Finally, the majority opinion produces the anomalous result that the IRS, with significant congressionally created powers of civil and criminal law enforcement, faces a real threat of compromising a criminal investigation because it employs one of those powers-a summons.   Other law enforcement agencies which commence civil investigations later converted to criminal investigations, however, will pay no such penalty.

I would hold that the district court abused its discretion in restricting the IRS from circulating, transferring or copying the documents produced in response to the summonses to any other division of the IRS, including but not limited to the Criminal Investigation Division, and requiring that the taxpayer be notified and allowed five days prior to any circulation or transfer to file a motion prohibiting the action.   This restriction is well removed from the issue of the summons enforcement and, therefore, outside the boundaries of the court's role in those proceedings.

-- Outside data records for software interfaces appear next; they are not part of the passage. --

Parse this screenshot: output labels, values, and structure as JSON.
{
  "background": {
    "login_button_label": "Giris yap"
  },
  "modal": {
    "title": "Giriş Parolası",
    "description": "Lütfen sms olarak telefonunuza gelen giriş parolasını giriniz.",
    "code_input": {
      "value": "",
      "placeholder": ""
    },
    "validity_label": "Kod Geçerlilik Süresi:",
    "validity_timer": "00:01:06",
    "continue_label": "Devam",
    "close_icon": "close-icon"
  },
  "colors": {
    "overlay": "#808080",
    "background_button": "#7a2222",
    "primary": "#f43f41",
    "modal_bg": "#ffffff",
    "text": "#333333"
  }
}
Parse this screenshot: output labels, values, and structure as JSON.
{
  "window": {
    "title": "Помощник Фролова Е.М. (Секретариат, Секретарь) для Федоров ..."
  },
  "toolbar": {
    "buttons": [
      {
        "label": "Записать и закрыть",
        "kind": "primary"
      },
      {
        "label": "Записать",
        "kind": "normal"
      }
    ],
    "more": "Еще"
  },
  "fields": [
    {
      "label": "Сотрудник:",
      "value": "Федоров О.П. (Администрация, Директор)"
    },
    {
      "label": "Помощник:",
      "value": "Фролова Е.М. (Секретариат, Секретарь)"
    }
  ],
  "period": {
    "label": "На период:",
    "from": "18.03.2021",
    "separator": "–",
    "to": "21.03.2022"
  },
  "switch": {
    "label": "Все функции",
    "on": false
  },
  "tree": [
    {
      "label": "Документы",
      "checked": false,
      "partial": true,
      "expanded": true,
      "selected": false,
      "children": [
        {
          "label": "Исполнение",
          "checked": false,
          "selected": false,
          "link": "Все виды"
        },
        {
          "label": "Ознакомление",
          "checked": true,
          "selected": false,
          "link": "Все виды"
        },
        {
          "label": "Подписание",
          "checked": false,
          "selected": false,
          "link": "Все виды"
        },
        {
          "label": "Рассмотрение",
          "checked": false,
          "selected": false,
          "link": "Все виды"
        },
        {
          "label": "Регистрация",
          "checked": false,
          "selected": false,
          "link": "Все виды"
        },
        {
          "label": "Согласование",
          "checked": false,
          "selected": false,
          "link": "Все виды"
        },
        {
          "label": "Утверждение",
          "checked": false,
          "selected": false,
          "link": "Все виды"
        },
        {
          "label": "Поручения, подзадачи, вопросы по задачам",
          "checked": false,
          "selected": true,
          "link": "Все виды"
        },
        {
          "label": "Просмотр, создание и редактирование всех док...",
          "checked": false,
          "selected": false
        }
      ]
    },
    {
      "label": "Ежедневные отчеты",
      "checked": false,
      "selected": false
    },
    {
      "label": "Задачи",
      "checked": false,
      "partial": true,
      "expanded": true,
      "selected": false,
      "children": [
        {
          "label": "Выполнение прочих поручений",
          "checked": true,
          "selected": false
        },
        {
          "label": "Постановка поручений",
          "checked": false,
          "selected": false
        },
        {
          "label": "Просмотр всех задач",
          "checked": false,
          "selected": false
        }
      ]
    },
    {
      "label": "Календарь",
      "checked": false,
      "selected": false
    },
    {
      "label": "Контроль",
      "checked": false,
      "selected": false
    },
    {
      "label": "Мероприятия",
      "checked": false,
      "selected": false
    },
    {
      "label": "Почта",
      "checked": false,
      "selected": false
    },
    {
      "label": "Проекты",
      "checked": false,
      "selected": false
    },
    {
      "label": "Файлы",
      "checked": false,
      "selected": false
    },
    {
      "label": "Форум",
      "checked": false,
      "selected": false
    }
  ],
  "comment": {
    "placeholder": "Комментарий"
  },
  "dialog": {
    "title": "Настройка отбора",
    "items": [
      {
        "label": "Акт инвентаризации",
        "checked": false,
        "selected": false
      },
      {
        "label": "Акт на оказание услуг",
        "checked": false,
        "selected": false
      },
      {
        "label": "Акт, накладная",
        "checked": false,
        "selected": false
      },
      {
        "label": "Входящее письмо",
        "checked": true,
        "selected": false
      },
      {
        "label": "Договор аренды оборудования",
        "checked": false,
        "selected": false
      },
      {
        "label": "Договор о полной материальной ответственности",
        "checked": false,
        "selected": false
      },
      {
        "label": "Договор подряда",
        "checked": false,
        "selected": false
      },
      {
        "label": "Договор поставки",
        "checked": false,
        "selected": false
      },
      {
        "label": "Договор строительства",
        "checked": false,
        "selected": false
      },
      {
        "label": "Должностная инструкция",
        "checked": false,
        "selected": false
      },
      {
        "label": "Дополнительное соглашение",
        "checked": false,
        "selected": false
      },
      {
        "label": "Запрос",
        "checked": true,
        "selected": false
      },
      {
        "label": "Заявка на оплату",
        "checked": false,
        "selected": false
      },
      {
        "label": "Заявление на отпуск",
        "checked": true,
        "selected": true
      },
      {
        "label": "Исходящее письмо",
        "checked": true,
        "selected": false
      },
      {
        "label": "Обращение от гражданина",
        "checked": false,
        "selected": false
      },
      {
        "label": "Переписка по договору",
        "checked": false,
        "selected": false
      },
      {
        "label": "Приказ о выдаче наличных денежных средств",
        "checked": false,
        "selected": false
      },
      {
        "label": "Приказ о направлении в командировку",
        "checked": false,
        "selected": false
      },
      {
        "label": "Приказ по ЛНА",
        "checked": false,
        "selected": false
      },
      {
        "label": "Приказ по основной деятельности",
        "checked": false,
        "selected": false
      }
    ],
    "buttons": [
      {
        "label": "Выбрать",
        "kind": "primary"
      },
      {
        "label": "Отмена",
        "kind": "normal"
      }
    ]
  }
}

For the foregoing reasons the judgment appealed from should be reversed.


1.   In contrast to the Ninth Circuit, the Fifth Circuit held in the decision en banc of United States v. Barrett, 837 F.2d 1341 (5th Cir.1988) that a district court could not conditionally enforce an IRS summons.   The court “refused to impose limitations upon the IRS' summons authority unless it found explicit congressional directives to do so.”   Id. at 1349.   The Supreme Court of the United States was equally divided on the question when it affirmed the Ninth Circuit in United States v. Zolin, 491 U.S. 554, 560-62, 109 S.Ct. 2619, 2625, 105 L.Ed.2d 469 (1989);  Church of Scientology of California v. United States, 506 U.S. 9, 14-15 n. 7, 113 S.Ct. 447, 451 n. 7, 121 L.Ed.2d 313 (1992).   Because the affirmance in Zolin was evenly divided on the disclosure issue, the affirmance is not “authority for the determination of other cases, either in this or in inferior courts.”  Hertz v. Woodman, 218 U.S. 205, 213-14, 30 S.Ct. 621, 622-23, 54 L.Ed. 1001 (1910).

2.   A review of the well written district court decision and the record of the hearing before the court indicates that the judge did not have the benefit of the compelling argument made on appeal that the notice and five-day waiting period might seriously jeopardize a criminal investigation.

3.   Author and Zolin are also distinguishable because there were several cases in different courts in litigation between the taxpayer and various governmental agencies.   The decision allowing the restriction in those cases was motivated by the court's “real fear” that the information acquired as a result of the summonses would “in effect” be used for discovery purposes in the other civil matters.  Author, 804 F.2d at 1526.

Dissent by Judge SILVER.